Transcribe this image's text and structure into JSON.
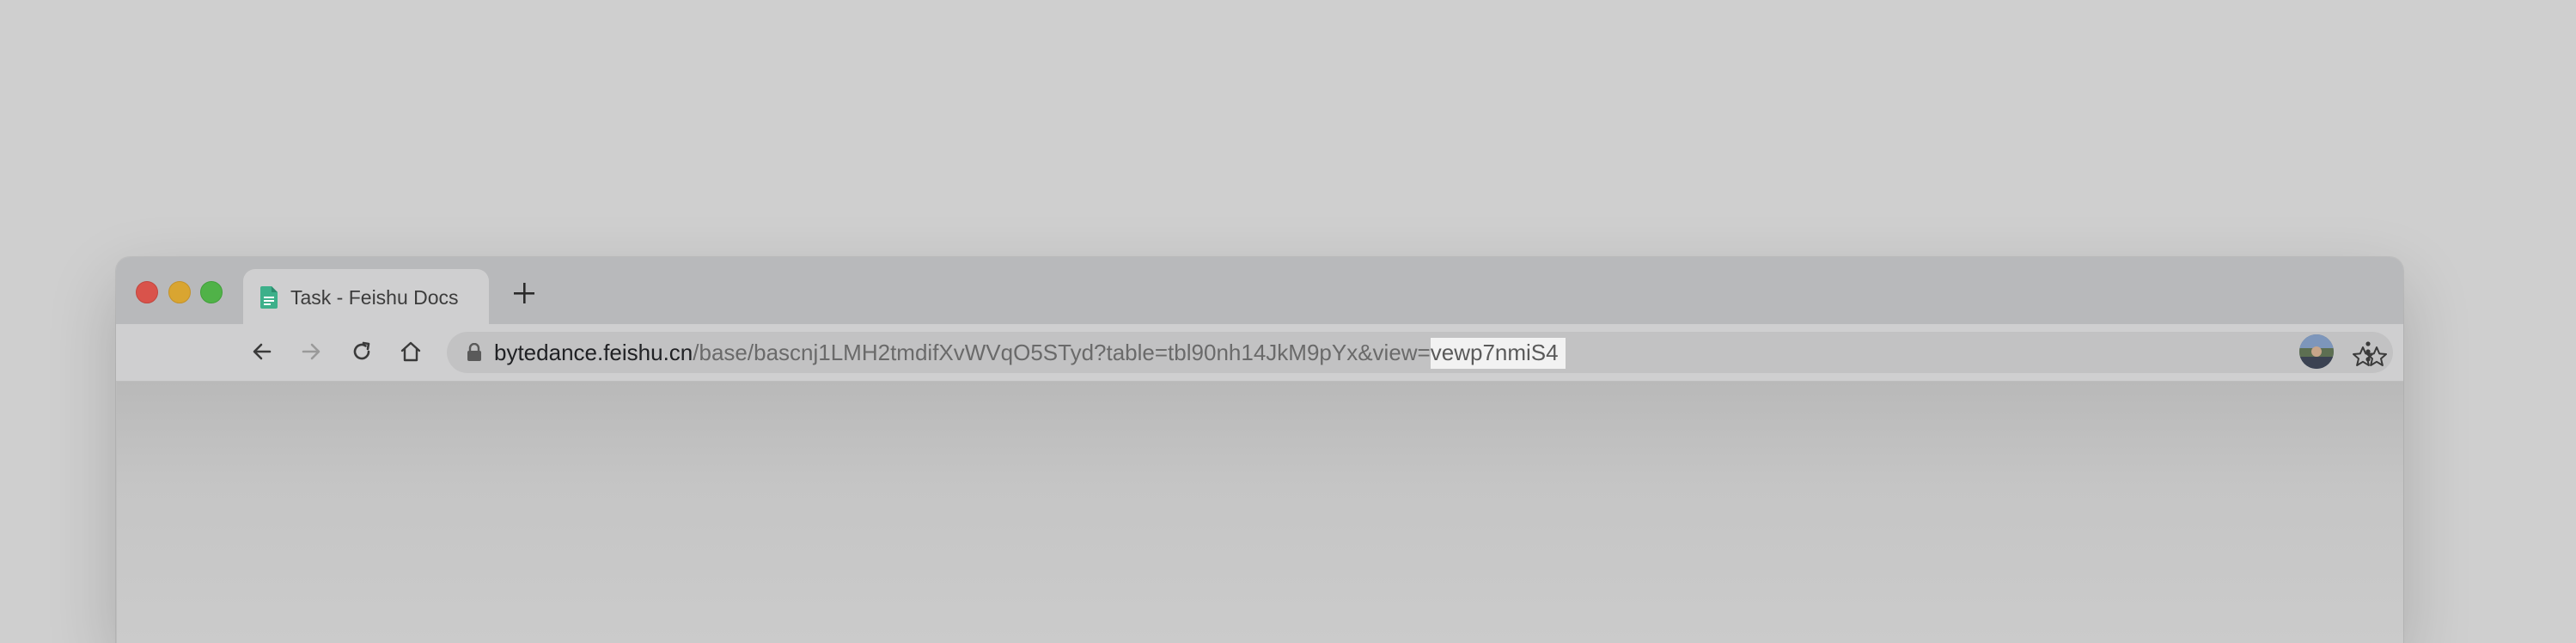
{
  "tab": {
    "title": "Task - Feishu Docs",
    "favicon": "document-icon"
  },
  "new_tab_label": "+",
  "toolbar": {
    "back": "back-arrow-icon",
    "forward": "forward-arrow-icon",
    "reload": "reload-icon",
    "home": "home-icon"
  },
  "address": {
    "host": "bytedance.feishu.cn",
    "path": "/base/bascnj1LMH2tmdifXvWVqO5STyd?table=tbl90nh14JkM9pYx&view=",
    "selected": "vewp7nmiS4"
  },
  "colors": {
    "close": "#d9534b",
    "minimize": "#d9a531",
    "maximize": "#50b248",
    "favicon": "#3db08a"
  }
}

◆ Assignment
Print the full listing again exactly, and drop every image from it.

◆ Exercise response
Transcribe this image's text and structure into JSON.
{
  "tab": {
    "title": "Task - Feishu Docs",
    "favicon": "document-icon"
  },
  "new_tab_label": "+",
  "toolbar": {
    "back": "back-arrow-icon",
    "forward": "forward-arrow-icon",
    "reload": "reload-icon",
    "home": "home-icon"
  },
  "address": {
    "host": "bytedance.feishu.cn",
    "path": "/base/bascnj1LMH2tmdifXvWVqO5STyd?table=tbl90nh14JkM9pYx&view=",
    "selected": "vewp7nmiS4"
  },
  "colors": {
    "close": "#d9534b",
    "minimize": "#d9a531",
    "maximize": "#50b248",
    "favicon": "#3db08a"
  }
}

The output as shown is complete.